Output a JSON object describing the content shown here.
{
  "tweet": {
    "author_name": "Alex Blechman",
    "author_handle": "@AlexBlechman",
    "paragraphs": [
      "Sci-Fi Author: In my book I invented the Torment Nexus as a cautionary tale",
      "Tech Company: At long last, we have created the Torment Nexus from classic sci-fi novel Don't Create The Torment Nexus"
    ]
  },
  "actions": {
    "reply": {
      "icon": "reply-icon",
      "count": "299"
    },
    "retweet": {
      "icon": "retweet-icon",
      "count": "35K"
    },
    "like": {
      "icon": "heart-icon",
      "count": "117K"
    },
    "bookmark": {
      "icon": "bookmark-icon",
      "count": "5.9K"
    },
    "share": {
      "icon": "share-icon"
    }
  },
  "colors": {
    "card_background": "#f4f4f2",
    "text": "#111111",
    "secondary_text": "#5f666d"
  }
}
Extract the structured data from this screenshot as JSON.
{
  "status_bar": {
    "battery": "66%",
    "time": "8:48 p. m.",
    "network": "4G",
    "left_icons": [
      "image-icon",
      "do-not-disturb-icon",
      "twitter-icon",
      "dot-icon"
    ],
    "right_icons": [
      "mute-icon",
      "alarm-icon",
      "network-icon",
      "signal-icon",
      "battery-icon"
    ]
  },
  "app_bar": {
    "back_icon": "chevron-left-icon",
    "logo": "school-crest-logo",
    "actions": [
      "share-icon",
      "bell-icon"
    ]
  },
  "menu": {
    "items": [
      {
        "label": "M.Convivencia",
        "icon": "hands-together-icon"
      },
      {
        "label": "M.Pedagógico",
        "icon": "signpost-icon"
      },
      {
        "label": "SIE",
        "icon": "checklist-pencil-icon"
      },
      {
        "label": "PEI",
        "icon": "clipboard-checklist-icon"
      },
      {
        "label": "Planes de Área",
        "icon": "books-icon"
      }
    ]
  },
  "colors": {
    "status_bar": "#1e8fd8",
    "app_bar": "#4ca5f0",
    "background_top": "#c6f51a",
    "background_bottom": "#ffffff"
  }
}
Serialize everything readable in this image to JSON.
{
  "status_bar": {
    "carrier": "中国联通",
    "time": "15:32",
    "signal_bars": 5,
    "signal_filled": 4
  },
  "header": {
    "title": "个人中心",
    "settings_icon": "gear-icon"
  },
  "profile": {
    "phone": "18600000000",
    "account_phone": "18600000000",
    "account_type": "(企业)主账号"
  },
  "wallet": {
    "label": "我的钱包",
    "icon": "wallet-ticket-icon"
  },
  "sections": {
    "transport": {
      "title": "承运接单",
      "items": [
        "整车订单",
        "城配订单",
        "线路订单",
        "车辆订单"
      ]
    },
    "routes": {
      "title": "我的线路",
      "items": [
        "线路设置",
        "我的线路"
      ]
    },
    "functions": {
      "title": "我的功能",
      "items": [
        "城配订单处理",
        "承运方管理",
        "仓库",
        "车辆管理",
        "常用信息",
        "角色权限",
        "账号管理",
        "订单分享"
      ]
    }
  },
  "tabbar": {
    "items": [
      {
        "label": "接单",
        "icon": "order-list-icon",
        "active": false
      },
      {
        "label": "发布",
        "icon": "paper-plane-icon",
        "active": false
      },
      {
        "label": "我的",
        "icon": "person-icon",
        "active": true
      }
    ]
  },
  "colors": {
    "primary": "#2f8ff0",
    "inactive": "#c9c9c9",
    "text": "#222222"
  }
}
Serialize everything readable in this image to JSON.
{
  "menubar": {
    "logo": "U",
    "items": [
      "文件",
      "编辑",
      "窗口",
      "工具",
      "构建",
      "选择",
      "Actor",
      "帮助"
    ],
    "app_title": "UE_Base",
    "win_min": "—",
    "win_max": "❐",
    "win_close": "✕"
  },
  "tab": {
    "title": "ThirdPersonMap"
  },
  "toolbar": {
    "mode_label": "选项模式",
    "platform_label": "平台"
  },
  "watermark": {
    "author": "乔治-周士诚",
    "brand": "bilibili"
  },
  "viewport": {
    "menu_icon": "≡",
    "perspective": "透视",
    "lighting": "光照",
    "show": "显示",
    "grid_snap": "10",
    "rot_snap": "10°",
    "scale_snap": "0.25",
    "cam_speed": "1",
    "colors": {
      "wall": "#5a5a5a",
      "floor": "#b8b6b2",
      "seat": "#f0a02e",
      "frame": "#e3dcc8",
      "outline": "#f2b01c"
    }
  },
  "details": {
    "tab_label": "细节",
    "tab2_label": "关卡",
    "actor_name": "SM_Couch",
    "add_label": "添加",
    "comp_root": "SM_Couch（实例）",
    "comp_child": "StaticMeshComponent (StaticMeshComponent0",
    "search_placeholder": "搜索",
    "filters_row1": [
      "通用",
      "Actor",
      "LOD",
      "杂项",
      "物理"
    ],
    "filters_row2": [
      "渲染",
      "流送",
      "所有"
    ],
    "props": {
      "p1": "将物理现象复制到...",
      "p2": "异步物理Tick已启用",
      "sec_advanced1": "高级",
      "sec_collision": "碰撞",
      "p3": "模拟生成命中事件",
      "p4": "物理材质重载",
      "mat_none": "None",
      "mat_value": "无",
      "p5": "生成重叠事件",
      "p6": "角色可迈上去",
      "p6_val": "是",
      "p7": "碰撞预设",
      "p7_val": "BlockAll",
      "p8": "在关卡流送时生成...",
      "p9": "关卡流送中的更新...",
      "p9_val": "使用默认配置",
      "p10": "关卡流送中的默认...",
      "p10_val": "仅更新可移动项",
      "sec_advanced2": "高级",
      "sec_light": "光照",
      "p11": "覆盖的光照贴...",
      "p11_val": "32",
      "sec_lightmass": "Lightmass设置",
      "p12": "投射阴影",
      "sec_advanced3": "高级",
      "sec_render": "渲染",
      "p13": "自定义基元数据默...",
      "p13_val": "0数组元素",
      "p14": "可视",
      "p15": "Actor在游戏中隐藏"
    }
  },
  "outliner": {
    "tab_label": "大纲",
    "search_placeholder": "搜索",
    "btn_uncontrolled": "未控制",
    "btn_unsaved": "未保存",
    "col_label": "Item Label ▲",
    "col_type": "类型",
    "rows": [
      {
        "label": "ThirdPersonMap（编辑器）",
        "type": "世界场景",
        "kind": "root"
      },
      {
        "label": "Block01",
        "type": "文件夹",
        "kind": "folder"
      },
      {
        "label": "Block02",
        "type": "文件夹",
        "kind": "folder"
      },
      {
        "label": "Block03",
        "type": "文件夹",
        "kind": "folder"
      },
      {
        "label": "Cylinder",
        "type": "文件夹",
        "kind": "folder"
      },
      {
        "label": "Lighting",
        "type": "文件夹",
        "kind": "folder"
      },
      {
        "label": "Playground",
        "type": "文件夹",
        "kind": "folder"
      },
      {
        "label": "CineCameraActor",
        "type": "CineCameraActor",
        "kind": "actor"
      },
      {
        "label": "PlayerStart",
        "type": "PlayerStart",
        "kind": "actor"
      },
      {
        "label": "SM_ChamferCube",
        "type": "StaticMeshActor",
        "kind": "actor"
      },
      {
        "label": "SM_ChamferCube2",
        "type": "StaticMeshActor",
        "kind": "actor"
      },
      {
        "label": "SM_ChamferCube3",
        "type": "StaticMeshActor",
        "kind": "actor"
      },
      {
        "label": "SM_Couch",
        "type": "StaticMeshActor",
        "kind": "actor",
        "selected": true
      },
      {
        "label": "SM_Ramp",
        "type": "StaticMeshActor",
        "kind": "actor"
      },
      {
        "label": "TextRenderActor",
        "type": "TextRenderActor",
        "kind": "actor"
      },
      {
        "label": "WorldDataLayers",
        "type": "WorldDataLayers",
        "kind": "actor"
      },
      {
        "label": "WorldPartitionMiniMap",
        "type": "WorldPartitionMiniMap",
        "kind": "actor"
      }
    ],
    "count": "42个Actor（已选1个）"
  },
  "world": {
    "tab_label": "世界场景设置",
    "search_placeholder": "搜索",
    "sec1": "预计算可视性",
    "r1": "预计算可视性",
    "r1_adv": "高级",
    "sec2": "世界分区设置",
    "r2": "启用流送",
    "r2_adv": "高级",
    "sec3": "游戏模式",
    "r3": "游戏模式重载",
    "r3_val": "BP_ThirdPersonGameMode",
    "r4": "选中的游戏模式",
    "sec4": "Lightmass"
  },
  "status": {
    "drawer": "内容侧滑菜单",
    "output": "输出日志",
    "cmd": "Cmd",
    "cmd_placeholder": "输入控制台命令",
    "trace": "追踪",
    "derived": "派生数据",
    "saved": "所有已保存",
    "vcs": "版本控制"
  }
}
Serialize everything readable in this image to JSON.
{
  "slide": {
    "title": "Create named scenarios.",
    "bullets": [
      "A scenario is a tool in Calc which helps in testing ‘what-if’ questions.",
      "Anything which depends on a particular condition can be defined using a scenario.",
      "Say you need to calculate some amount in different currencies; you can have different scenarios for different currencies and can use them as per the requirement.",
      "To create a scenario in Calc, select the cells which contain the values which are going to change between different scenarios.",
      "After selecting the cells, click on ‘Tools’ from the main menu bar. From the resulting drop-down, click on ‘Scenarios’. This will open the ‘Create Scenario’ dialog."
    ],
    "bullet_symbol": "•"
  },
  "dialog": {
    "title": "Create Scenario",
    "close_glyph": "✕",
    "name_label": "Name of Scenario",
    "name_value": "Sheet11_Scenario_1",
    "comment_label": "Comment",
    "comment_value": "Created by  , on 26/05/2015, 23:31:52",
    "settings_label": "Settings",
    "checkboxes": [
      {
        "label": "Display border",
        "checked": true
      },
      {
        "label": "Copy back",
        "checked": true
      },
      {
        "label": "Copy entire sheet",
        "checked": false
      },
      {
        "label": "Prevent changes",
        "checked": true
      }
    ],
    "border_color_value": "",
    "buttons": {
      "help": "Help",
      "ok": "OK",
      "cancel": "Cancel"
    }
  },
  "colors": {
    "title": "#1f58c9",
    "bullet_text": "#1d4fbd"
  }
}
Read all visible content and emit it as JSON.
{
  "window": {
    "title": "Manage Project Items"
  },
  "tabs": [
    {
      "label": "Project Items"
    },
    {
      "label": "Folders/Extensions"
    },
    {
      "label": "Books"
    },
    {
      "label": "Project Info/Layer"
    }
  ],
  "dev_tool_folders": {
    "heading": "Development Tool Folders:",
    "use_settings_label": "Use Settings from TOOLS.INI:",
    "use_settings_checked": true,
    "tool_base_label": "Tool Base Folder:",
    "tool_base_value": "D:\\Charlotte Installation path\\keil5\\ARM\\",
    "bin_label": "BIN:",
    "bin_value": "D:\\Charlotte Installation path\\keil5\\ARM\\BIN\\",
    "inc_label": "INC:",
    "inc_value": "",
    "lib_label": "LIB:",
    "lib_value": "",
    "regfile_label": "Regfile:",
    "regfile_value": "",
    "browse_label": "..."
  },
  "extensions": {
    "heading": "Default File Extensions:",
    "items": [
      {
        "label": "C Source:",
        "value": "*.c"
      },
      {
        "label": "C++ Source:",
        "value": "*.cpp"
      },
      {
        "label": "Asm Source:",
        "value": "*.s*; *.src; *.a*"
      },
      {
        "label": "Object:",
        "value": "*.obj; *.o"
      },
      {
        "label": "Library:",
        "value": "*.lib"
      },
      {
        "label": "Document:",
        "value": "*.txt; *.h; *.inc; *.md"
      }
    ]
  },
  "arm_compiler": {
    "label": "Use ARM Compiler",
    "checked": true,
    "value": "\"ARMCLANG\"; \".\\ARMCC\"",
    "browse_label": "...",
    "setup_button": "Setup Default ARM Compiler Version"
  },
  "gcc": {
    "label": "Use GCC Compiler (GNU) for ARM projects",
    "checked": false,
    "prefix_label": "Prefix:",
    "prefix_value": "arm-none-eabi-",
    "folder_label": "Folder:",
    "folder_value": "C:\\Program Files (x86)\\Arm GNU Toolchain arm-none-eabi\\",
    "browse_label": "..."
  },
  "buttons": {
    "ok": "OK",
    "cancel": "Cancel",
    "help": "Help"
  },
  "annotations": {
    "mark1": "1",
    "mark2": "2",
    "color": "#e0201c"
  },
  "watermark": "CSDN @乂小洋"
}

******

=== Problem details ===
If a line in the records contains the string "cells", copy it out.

=== Exercise response ===
      "To create a scenario in Calc, select the cells which contain the values which are going to change between different scenarios.",
      "After selecting the cells, click on ‘Tools’ from the main menu bar. From the resulting drop-down, click on ‘Scenarios’. This will open the ‘Create Scenario’ dialog."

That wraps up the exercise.